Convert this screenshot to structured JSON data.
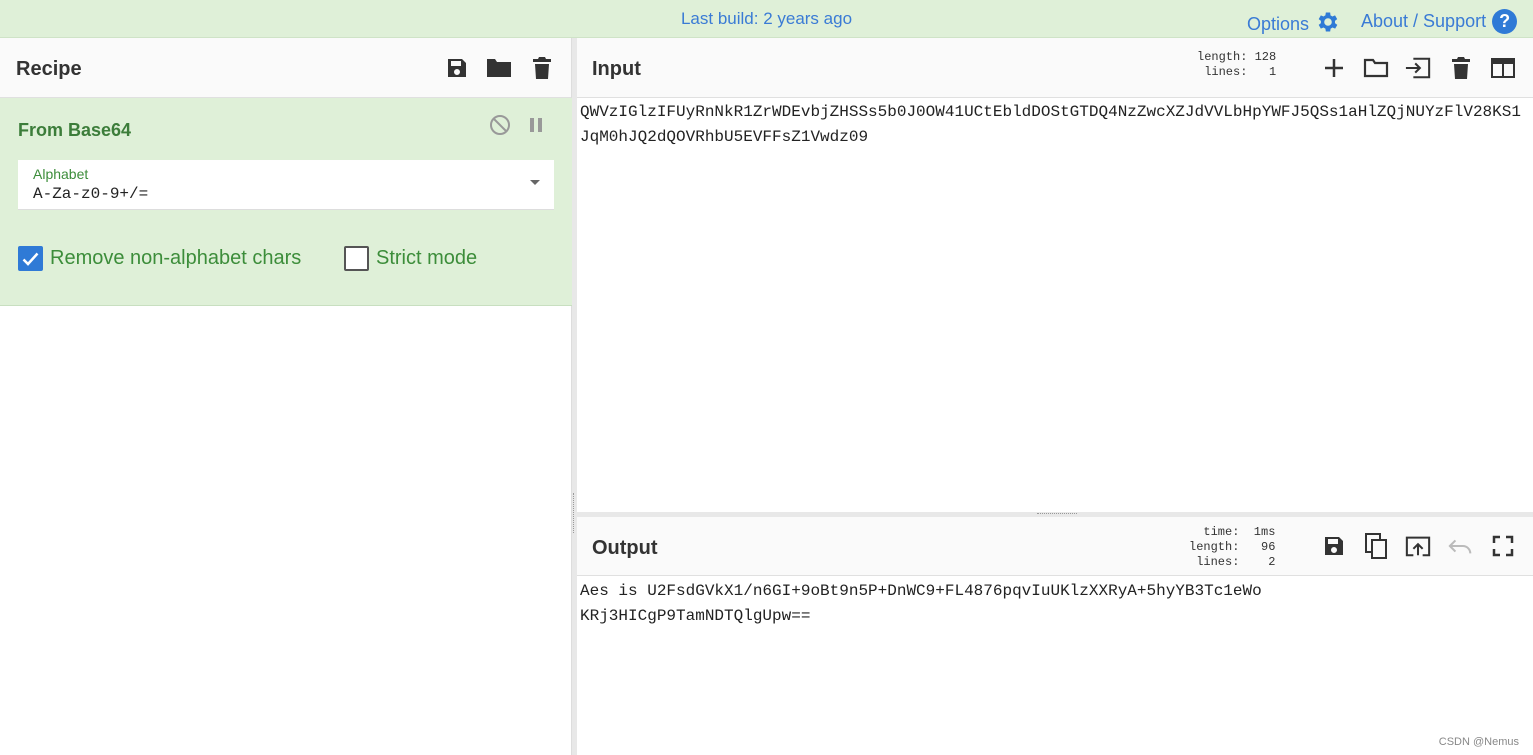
{
  "topbar": {
    "build_status": "Last build: 2 years ago",
    "options_label": "Options",
    "about_label": "About / Support",
    "help_glyph": "?"
  },
  "recipe": {
    "title": "Recipe",
    "operation": {
      "name": "From Base64",
      "alphabet_label": "Alphabet",
      "alphabet_value": "A-Za-z0-9+/=",
      "remove_non_alphabet_label": "Remove non-alphabet chars",
      "remove_non_alphabet_checked": true,
      "strict_mode_label": "Strict mode",
      "strict_mode_checked": false
    }
  },
  "input": {
    "title": "Input",
    "stats": "length: 128\n lines:   1",
    "text_line1": "QWVzIGlzIFUyRnNkR1ZrWDEvbjZHSSs5b0J0OW41UCtEbldDOStGTDQ4NzZwcXZJdVVLbHpYWFJ5QSs1aHlZQjNUYzFlV28KS1",
    "text_line2": "JqM0hJQ2dQOVRhbU5EVFFsZ1Vwdz09"
  },
  "output": {
    "title": "Output",
    "stats": "  time:  1ms\nlength:   96\n lines:    2",
    "text_line1": "Aes is U2FsdGVkX1/n6GI+9oBt9n5P+DnWC9+FL4876pqvIuUKlzXXRyA+5hyYB3Tc1eWo",
    "text_line2": "KRj3HICgP9TamNDTQlgUpw=="
  },
  "watermark": "CSDN @Nemus",
  "colors": {
    "accent_blue": "#2f7ad6",
    "topbar_bg": "#dff0d8",
    "operation_green": "#3c7d3a"
  }
}
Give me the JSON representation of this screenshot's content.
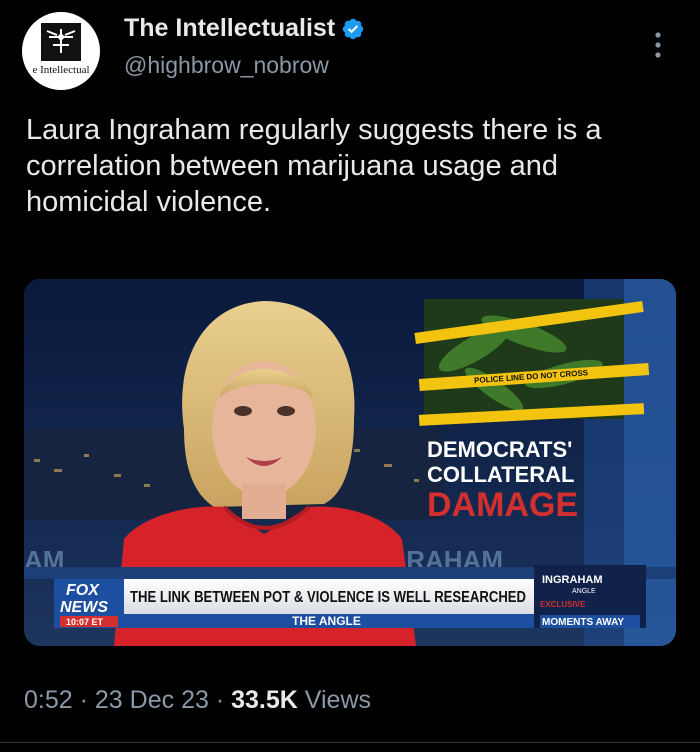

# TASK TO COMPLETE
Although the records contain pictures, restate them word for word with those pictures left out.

# ANSWER TO THE PROBLEM
Convert this screenshot to structured JSON data.
{
  "topbar": {
    "build_status": "Last build: 2 years ago",
    "options_label": "Options",
    "about_label": "About / Support",
    "help_glyph": "?"
  },
  "recipe": {
    "title": "Recipe",
    "operation": {
      "name": "From Base64",
      "alphabet_label": "Alphabet",
      "alphabet_value": "A-Za-z0-9+/=",
      "remove_non_alphabet_label": "Remove non-alphabet chars",
      "remove_non_alphabet_checked": true,
      "strict_mode_label": "Strict mode",
      "strict_mode_checked": false
    }
  },
  "input": {
    "title": "Input",
    "stats": "length: 128\n lines:   1",
    "text_line1": "QWVzIGlzIFUyRnNkR1ZrWDEvbjZHSSs5b0J0OW41UCtEbldDOStGTDQ4NzZwcXZJdVVLbHpYWFJ5QSs1aHlZQjNUYzFlV28KS1",
    "text_line2": "JqM0hJQ2dQOVRhbU5EVFFsZ1Vwdz09"
  },
  "output": {
    "title": "Output",
    "stats": "  time:  1ms\nlength:   96\n lines:    2",
    "text_line1": "Aes is U2FsdGVkX1/n6GI+9oBt9n5P+DnWC9+FL4876pqvIuUKlzXXRyA+5hyYB3Tc1eWo",
    "text_line2": "KRj3HICgP9TamNDTQlgUpw=="
  },
  "watermark": "CSDN @Nemus",
  "colors": {
    "accent_blue": "#2f7ad6",
    "topbar_bg": "#dff0d8",
    "operation_green": "#3c7d3a"
  }
}
Give me the JSON representation of this screenshot's content.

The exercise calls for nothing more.